When President Snow confronts Katniss at the beginning of Catching Fire, the cloud that passes over her face take us back to that penthouse suite, as if she were now finally able to make sense of the unease that view of the woods inspired. It isn’t just the arena that was under the Capitol’s constant surveillance, but potentially every place she has ever been. The Hunger Games, she suddenly realizes, don’t simply serve to remind Panem’s districts of the price to be paid for rebelling against the Capitol, but also acculturate their audience to a society in which privacy is no longer possible. The myriad hidden cameras that provide access to the most intimate scenes in the Games, such as her kissing the gravely wounded Peeta in a “hidden” cave, can be located anywhere: in the streets back home, in her house, even in the most seemingly inaccessible parts of the wild lands on the other side of the district boundary. After all, one of them had to have recorded the feed she was briefly tempted by in the suite.

This attentiveness to retroactive forms of insight, the way we revisit the past in light of the present, may be the most impressive thing about Collins’ Hunger Games trilogy and the two cinematic adaptations that have been completed so far. It gives these troubling texts a depth that most other teen-oriented culture lacks, transforming them into a rich Bildungsroman in which we are politically educated alongside its protagonist.

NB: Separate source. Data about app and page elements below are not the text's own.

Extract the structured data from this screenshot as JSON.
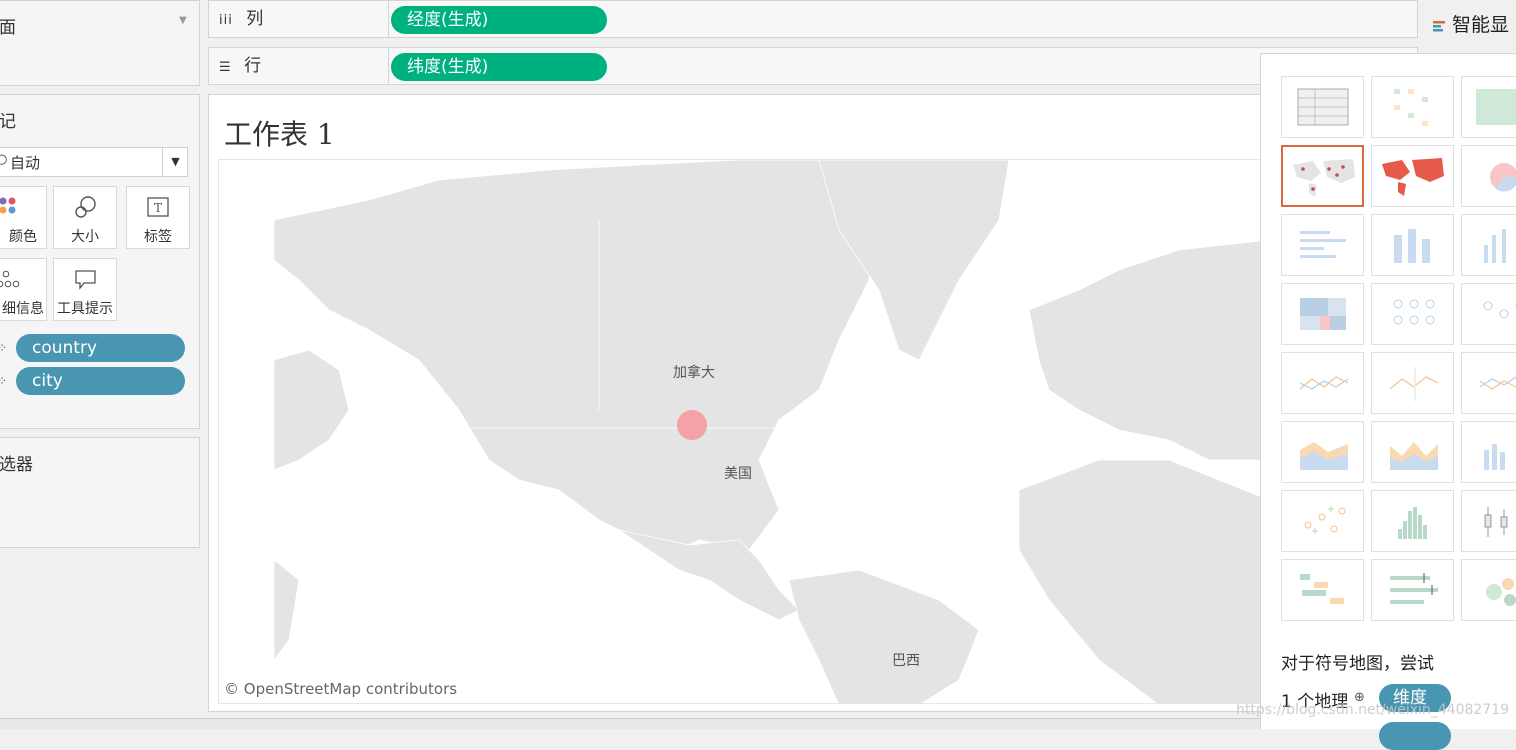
{
  "pages_panel": {
    "title": "面"
  },
  "marks_panel": {
    "title": "记",
    "mark_type": "自动",
    "buttons": [
      {
        "label": "颜色",
        "icon": "color-icon"
      },
      {
        "label": "大小",
        "icon": "size-icon"
      },
      {
        "label": "标签",
        "icon": "label-icon"
      },
      {
        "label": "细信息",
        "icon": "detail-icon"
      },
      {
        "label": "工具提示",
        "icon": "tooltip-icon"
      }
    ],
    "fields": [
      "country",
      "city"
    ]
  },
  "filters_panel": {
    "title": "选器"
  },
  "shelves": {
    "columns": {
      "label": "列",
      "pill": "经度(生成)"
    },
    "rows": {
      "label": "行",
      "pill": "纬度(生成)"
    }
  },
  "sheet": {
    "title": "工作表 1"
  },
  "map": {
    "labels": {
      "canada": "加拿大",
      "usa": "美国",
      "brazil": "巴西"
    },
    "attribution": "© OpenStreetMap contributors",
    "mark_color": "#f4a1a8"
  },
  "show_me": {
    "title": "智能显",
    "hint_line1": "对于符号地图，尝试",
    "hint_line2_prefix": "1 个地理",
    "hint_pill": "维度",
    "selected_color": "#d96a3c"
  },
  "watermark": "https://blog.csdn.net/weixin_44082719"
}
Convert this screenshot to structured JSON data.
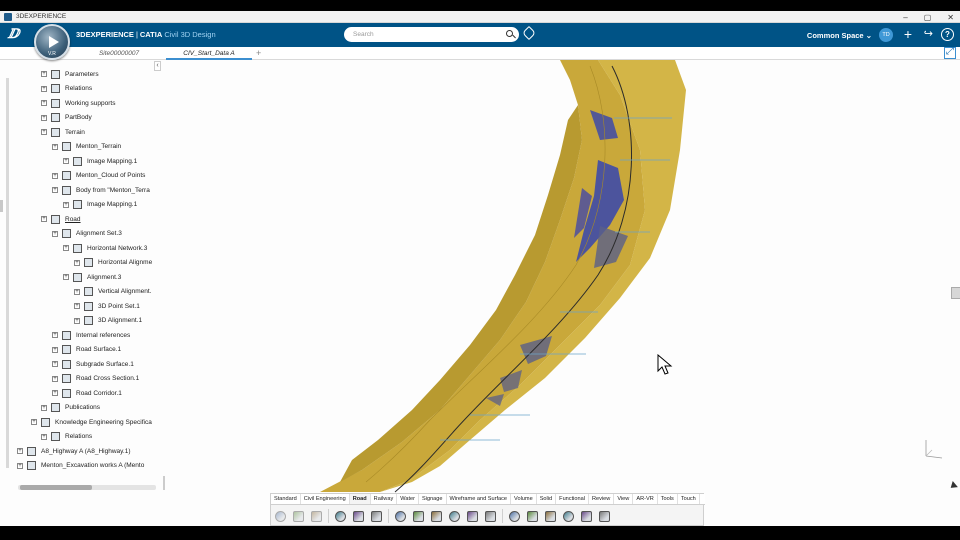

Although set in a future outwardly very different from the present, simultaneously more advanced and more backward, it tells the truth of our own threatening times, in which the overexposure of celebrities both masks and mirrors the disappearance of private life.

It’s no accident that the remote control scene in the first film is immediately followed by the commencement of the tributes’ first training session, nor that we soon see Peeta applying the artful camouflage to his skin that will ultimately save his life. When every possible refuge is potentially under surveillance, the only secrets worth keeping are those that can survive the light of day. Exposure can kill as easily as a knife, but you are more likely to survive if you acknowledge that you are always already exposed.

 

Film stills courtesy of Francis Lawrence.